1,133 is not just a number

Uhuru-Raila handshake amounts to sweeping things under the carpet

Kenya: Sweeping things under the rug (again)

15 March 2018 - 16:03

If you drew up a definitive dictionary of Kenya’s presidential election cycle since mid-2017, you would end up with a series of loaded phrases like ”tuko pamoja” (we’re together), “NASA hao” (seize them), ”open the server”, “accept and move on” and, as of last week, “the handshake.” 

A week ago today, the president of Kenya Uhuru Kenyatta and former prime minister Raila Odinga (aka “the people’s president”), stunned the nation with, of all things, a handshake. 

It wasn’t just merely a handshake, of course. Uhuru and Raila were announcing the permanent cessation of hostilities. Since last year, Kenya has been in a state of political limbo as the princelings from two of Kenya’s most powerful families jostled and plotted for the presidency. Two presidential elections and repeat visits to the Supreme Court hadn’t been able to settle things definitively. In the end, a handshake before a battery of journalists and television cameras is all it took. 

For those with half-decent memories, the Uhuru-Raila rapprochement is not entirely without precedent.  President Mwai Kibaki and Raila also famously had to “shake hands” in 2008 to bring a tense and bloody presidential contest to an end. And here Kenya is, 10 years later, doing the same thing. 

There is no shortage of polite commentators congratulating Uhuru and Raila for resolving their differences (for now)

But there also cleared-eyed observers who understand the folly of Kenyans merrily marching behind Uhuru and Raila as they sweep the country’s historical problems under the carpet. As the Washington Post’s Nairobi columnist Patrick Gathara writes, “Kenya has been here before. Agreements between political foes have long substituted for real action to address the underlying, fundamental and systemic issues that ail our polity and turn elections in to death duels.”
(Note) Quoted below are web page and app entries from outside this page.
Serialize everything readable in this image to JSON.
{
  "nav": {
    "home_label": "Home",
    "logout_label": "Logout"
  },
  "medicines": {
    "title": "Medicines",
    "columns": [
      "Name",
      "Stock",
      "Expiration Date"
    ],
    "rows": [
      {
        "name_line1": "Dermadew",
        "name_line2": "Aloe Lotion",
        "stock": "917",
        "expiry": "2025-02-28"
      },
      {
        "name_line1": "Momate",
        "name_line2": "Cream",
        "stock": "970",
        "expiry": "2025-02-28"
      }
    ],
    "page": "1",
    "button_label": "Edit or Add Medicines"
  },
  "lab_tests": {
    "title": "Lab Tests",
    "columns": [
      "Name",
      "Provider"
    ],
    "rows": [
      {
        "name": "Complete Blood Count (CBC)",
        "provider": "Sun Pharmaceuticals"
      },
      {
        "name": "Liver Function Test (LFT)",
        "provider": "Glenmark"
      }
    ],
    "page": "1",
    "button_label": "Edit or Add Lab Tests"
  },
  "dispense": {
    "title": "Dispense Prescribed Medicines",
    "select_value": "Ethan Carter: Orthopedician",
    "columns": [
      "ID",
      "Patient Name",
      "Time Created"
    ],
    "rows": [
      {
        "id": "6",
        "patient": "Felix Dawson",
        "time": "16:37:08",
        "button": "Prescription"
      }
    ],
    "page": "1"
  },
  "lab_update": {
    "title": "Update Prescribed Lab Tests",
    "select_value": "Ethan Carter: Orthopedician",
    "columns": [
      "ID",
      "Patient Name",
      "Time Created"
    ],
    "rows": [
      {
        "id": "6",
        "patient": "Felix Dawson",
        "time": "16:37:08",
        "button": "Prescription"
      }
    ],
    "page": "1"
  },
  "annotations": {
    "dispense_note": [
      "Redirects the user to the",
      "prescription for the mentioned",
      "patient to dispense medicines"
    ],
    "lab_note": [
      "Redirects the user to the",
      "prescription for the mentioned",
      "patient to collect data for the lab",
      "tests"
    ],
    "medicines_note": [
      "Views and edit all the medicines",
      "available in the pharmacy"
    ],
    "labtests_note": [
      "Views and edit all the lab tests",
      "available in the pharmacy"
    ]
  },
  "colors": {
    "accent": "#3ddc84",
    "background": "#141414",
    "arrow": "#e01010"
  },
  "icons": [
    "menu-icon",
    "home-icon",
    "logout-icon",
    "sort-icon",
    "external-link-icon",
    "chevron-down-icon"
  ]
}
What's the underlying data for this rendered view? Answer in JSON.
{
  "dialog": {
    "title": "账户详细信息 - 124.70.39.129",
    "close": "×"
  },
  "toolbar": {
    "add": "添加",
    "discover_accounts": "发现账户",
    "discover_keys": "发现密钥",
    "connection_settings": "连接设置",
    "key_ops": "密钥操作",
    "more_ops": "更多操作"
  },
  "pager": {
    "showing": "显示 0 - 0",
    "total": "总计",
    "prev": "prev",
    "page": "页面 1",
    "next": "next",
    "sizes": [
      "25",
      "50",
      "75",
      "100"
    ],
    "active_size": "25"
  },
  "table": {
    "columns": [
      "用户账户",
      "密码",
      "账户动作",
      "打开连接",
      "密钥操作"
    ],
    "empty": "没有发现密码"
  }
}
“Despite the 1997 Inter-Parties Parliamentary Group reforms, talks that led to the 2008’s National Accord and Reconciliation Act, and discussions in 2016 over the Independent Electoral and Boundaries Commission, the credibility of our elections continues to be both disputed and a cauldron of violence and polarization. Essentially, deals between politicians end up satisfying their short-term ambitions while the people’s issues remain unaddressed,” Gathara argues.

As we’ve reported on this site, the violence that characterised Kenya’s 2017 election cycle claimed the lives of more than 100 people, 70 of them reportedly killed by the police. Never Again has also reported on the minors killed in post-poll chaos and put Kenyan authorities to task to bring the culprits to book. As a platform created to keep the memory of the victims of political violence alive, Never Again will never tire of reminding the powers that be that handshakes are not a path to lasting peace.

Lasting peace will only come when Kenya’s political leaders make a sincere effort to bind up old wounds, put in place systems to address the causes of injustice and inequality and, most importantly, make a commitment to never diving Kenyans along tribal lines.

Most Kenyans know that the Uhuru-Raila handshake amounts to nothing more than kicking the proverbial can down the road. It’s a political fudge that will reward a few and postpone Kenya’s much needed internal reckoning.  

Unlike in the past, the victims of post-poll chaos this time around aren’t being fooled by the optics.

Ernest Ngesa, who lost his child during the 2007/08 post-election violence, isn’t allowing the hoopla surrounding the handshake to distract him:

 “I was fighting very hard this year for something more. We say we’ve come together in spite of our differences, but this is the second time we’re hurting,” he told the New York Times.

Rachael Mwikali of the National Coalition of Grassroots Human Rights Defenders put it even more plainly:

“The country needs to have a dialogue, but the voice of the ordinary people hasn’t been raised,” she said, adding, “Sometimes, I feel when they’re calling for reconciliation, it’s only about their interests. And these are two men who are supposed to be looking after the country.”


Share your thoughts

By submitting this form, you accept the Mollom privacy policy.